* **YOUR ASSIGNMENT**:
The records below are to be copied word for word, with every picture left out.

* **DATASET EXCERPTS**:
>>>>>

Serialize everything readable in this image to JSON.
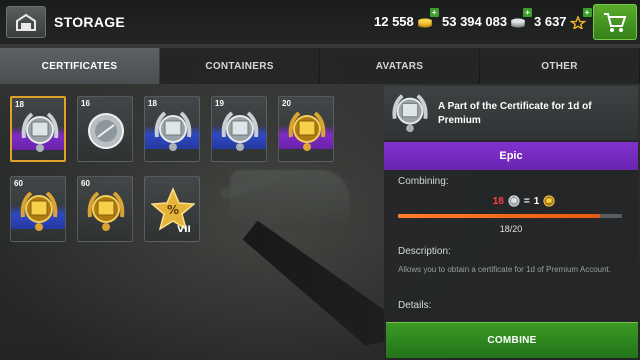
{
  "header": {
    "title": "STORAGE",
    "gold": "12 558",
    "silver": "53 394 083",
    "xp": "3 637",
    "plus": "+"
  },
  "tabs": [
    {
      "label": "CERTIFICATES",
      "active": true
    },
    {
      "label": "CONTAINERS",
      "active": false
    },
    {
      "label": "AVATARS",
      "active": false
    },
    {
      "label": "OTHER",
      "active": false
    }
  ],
  "items": [
    {
      "level": "18",
      "rarity": "epic",
      "icon": "silver-certificate-icon",
      "selected": true
    },
    {
      "level": "16",
      "rarity": "",
      "icon": "silver-disc-icon",
      "selected": false
    },
    {
      "level": "18",
      "rarity": "rare",
      "icon": "silver-certificate-icon",
      "selected": false
    },
    {
      "level": "19",
      "rarity": "rare",
      "icon": "silver-certificate-icon",
      "selected": false
    },
    {
      "level": "20",
      "rarity": "epic",
      "icon": "gold-certificate-icon",
      "selected": false
    },
    {
      "level": "60",
      "rarity": "rare",
      "icon": "gold-certificate-icon",
      "selected": false
    },
    {
      "level": "60",
      "rarity": "",
      "icon": "gold-certificate-icon",
      "selected": false
    },
    {
      "level": "",
      "rarity": "",
      "icon": "gold-star-percent-vii-icon",
      "badge": "VII",
      "selected": false
    }
  ],
  "panel": {
    "name": "A Part of the Certificate for 1d of Premium",
    "rarity": "Epic",
    "combining_label": "Combining:",
    "need": "18",
    "equals": "=",
    "result": "1",
    "progress_value": 0.9,
    "progress_text": "18/20",
    "description_label": "Description:",
    "description": "Allows you to obtain a certificate for 1d of Premium Account.",
    "details_label": "Details:"
  },
  "combine_button": "COMBINE",
  "colors": {
    "epic": "#7e2bc6",
    "rare": "#2e48c4",
    "accent_green": "#3b9a23",
    "selected_border": "#e4a12a",
    "progress": "#ff7b2d"
  }
}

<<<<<

* **SOLUTION BELOW**:
Serialize everything readable in this image to JSON.
{
  "header": {
    "title": "STORAGE",
    "gold": "12 558",
    "silver": "53 394 083",
    "xp": "3 637",
    "plus": "+"
  },
  "tabs": [
    {
      "label": "CERTIFICATES",
      "active": true
    },
    {
      "label": "CONTAINERS",
      "active": false
    },
    {
      "label": "AVATARS",
      "active": false
    },
    {
      "label": "OTHER",
      "active": false
    }
  ],
  "items": [
    {
      "level": "18",
      "rarity": "epic",
      "icon": "silver-certificate-icon",
      "selected": true
    },
    {
      "level": "16",
      "rarity": "",
      "icon": "silver-disc-icon",
      "selected": false
    },
    {
      "level": "18",
      "rarity": "rare",
      "icon": "silver-certificate-icon",
      "selected": false
    },
    {
      "level": "19",
      "rarity": "rare",
      "icon": "silver-certificate-icon",
      "selected": false
    },
    {
      "level": "20",
      "rarity": "epic",
      "icon": "gold-certificate-icon",
      "selected": false
    },
    {
      "level": "60",
      "rarity": "rare",
      "icon": "gold-certificate-icon",
      "selected": false
    },
    {
      "level": "60",
      "rarity": "",
      "icon": "gold-certificate-icon",
      "selected": false
    },
    {
      "level": "",
      "rarity": "",
      "icon": "gold-star-percent-vii-icon",
      "badge": "VII",
      "selected": false
    }
  ],
  "panel": {
    "name": "A Part of the Certificate for 1d of Premium",
    "rarity": "Epic",
    "combining_label": "Combining:",
    "need": "18",
    "equals": "=",
    "result": "1",
    "progress_value": 0.9,
    "progress_text": "18/20",
    "description_label": "Description:",
    "description": "Allows you to obtain a certificate for 1d of Premium Account.",
    "details_label": "Details:"
  },
  "combine_button": "COMBINE",
  "colors": {
    "epic": "#7e2bc6",
    "rare": "#2e48c4",
    "accent_green": "#3b9a23",
    "selected_border": "#e4a12a",
    "progress": "#ff7b2d"
  }
}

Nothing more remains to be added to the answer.